Records provided section start

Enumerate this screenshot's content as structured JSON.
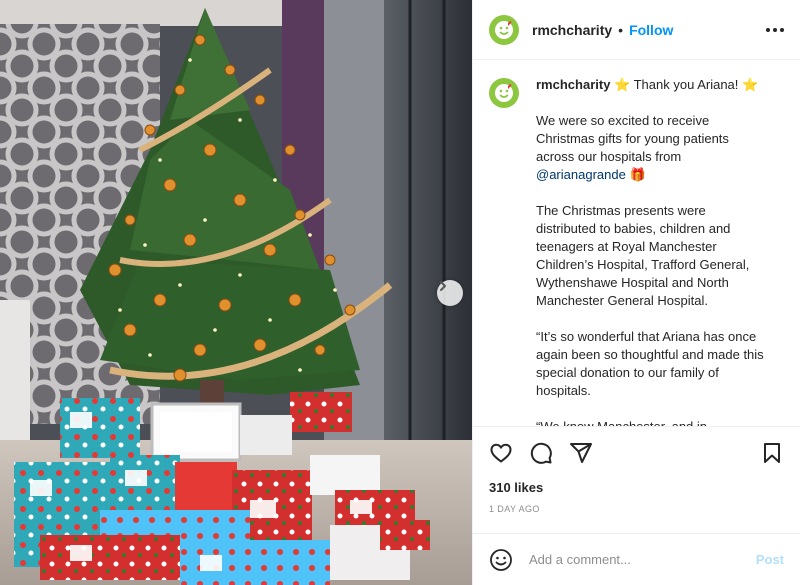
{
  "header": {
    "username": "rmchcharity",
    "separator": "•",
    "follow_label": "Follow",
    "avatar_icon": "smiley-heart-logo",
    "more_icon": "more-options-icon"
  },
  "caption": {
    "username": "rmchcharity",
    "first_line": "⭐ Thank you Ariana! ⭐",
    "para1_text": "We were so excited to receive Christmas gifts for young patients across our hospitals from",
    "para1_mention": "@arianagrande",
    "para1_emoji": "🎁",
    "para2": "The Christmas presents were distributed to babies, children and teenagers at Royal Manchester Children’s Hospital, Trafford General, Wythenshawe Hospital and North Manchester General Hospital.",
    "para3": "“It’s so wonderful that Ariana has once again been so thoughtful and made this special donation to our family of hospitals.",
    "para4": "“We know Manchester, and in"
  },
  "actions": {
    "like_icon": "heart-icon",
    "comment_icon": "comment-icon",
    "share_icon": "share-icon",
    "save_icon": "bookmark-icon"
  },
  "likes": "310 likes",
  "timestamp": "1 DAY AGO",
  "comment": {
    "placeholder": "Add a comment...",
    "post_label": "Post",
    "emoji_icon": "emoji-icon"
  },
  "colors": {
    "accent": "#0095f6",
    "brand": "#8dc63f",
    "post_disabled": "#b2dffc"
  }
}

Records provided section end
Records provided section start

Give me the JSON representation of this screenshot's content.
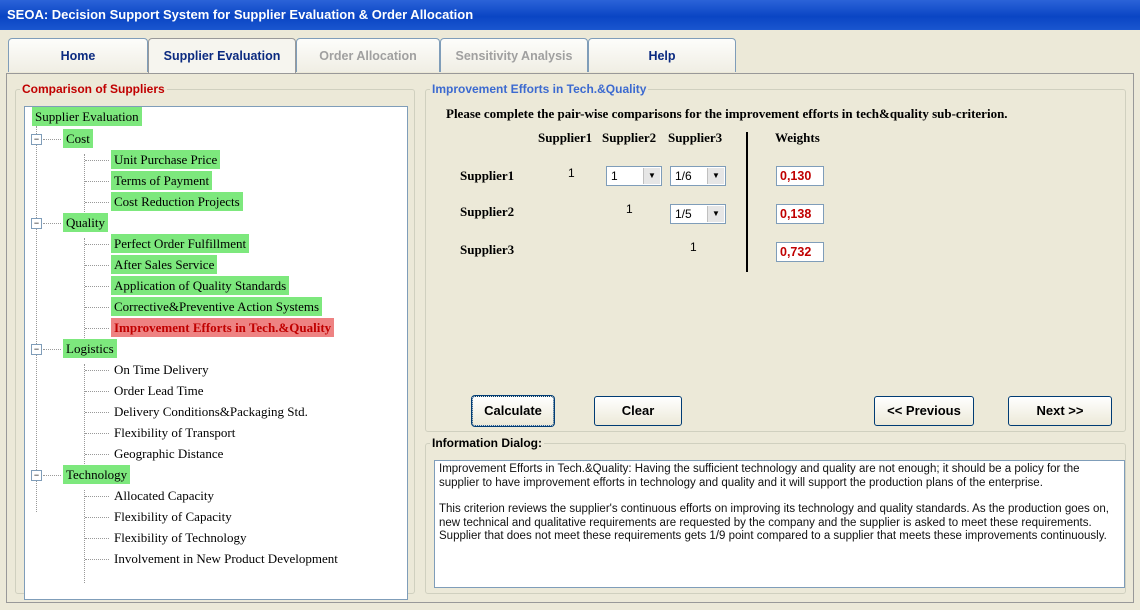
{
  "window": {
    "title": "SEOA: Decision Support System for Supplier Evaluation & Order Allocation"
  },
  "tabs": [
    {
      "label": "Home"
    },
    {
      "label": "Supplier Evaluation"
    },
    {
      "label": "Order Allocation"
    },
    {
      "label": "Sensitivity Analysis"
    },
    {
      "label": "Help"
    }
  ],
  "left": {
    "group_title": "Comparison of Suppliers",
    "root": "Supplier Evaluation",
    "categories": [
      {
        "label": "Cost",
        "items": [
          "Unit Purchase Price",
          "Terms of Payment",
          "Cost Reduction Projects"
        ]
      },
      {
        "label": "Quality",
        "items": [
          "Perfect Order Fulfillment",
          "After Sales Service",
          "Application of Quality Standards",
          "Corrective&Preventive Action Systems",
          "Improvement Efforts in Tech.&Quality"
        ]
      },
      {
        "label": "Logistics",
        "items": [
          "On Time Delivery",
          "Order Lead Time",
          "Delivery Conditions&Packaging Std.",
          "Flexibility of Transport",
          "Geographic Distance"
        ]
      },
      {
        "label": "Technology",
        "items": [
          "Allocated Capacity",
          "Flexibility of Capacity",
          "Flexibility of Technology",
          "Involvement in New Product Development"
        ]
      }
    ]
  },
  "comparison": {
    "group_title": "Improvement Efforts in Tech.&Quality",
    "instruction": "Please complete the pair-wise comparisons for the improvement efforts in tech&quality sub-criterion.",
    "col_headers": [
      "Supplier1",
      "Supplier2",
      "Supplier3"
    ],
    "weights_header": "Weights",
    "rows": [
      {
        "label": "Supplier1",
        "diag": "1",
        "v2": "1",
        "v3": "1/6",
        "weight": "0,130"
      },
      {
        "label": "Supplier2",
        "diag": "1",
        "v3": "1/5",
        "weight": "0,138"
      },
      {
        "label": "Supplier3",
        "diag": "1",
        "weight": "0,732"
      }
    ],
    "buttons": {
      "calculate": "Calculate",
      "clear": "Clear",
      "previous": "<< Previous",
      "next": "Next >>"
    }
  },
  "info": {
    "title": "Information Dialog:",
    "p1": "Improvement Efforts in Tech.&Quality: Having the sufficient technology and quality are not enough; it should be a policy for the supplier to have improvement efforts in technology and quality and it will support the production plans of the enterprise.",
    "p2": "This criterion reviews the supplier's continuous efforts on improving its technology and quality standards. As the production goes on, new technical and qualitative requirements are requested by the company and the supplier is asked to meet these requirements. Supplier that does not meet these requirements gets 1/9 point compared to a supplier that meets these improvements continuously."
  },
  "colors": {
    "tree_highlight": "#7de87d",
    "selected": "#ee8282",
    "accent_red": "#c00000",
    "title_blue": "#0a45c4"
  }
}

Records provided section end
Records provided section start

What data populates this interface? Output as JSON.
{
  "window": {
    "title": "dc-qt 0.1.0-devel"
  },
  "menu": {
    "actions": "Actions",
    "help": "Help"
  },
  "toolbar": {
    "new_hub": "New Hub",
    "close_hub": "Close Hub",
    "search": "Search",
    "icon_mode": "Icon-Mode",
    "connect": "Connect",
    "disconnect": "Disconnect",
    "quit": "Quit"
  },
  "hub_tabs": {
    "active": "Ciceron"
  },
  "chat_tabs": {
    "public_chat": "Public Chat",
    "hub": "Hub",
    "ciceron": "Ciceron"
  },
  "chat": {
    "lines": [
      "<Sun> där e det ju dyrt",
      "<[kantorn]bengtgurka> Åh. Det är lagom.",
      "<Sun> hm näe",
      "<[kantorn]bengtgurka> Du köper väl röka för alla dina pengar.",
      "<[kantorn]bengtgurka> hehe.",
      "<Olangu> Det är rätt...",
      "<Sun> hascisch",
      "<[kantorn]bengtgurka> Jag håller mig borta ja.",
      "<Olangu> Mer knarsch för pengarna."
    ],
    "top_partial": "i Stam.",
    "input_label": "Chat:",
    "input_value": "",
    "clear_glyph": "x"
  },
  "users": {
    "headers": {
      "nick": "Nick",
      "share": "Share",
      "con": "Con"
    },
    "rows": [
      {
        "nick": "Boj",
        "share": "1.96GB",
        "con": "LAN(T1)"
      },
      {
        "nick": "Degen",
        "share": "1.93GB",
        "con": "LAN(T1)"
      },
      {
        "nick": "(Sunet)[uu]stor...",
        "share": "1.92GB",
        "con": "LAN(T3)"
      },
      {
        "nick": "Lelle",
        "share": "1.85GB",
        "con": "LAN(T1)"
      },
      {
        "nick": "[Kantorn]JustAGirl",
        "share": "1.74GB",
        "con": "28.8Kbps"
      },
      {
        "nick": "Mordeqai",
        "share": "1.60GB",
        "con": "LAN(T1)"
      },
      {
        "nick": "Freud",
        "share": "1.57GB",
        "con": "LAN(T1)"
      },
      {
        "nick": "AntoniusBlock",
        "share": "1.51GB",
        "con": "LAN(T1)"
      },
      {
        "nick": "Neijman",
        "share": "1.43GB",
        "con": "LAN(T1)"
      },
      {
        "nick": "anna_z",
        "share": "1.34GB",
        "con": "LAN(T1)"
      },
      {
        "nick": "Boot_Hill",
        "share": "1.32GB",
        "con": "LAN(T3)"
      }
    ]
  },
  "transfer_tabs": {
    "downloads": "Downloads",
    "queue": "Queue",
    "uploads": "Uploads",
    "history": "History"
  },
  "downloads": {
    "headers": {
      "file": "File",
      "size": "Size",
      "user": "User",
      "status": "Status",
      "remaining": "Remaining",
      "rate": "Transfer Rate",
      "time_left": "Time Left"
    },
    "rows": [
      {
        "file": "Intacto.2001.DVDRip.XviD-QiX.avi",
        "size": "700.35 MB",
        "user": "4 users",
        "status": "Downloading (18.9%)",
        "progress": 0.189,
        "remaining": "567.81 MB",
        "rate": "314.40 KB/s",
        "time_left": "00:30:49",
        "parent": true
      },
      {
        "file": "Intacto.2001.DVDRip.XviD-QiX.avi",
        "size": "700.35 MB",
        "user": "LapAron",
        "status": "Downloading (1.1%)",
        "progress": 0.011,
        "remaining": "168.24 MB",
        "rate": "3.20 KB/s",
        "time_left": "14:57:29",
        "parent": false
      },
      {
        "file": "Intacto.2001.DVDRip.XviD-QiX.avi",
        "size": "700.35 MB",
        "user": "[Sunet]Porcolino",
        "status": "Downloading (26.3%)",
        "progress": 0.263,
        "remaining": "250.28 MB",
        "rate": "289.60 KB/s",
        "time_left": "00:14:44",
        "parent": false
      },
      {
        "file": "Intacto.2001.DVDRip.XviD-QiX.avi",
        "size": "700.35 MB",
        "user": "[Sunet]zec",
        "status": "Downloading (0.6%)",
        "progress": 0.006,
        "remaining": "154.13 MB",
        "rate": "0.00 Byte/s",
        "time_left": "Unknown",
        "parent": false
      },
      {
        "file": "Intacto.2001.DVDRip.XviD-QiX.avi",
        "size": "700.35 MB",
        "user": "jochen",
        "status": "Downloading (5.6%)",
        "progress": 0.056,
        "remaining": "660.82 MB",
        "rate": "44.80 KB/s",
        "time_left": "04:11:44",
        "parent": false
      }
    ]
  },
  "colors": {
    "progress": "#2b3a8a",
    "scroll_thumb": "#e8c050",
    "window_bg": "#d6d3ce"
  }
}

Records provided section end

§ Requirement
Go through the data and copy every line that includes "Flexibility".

§ Solution for this exercise
          "Flexibility of Transport",
          "Flexibility of Capacity",
          "Flexibility of Technology",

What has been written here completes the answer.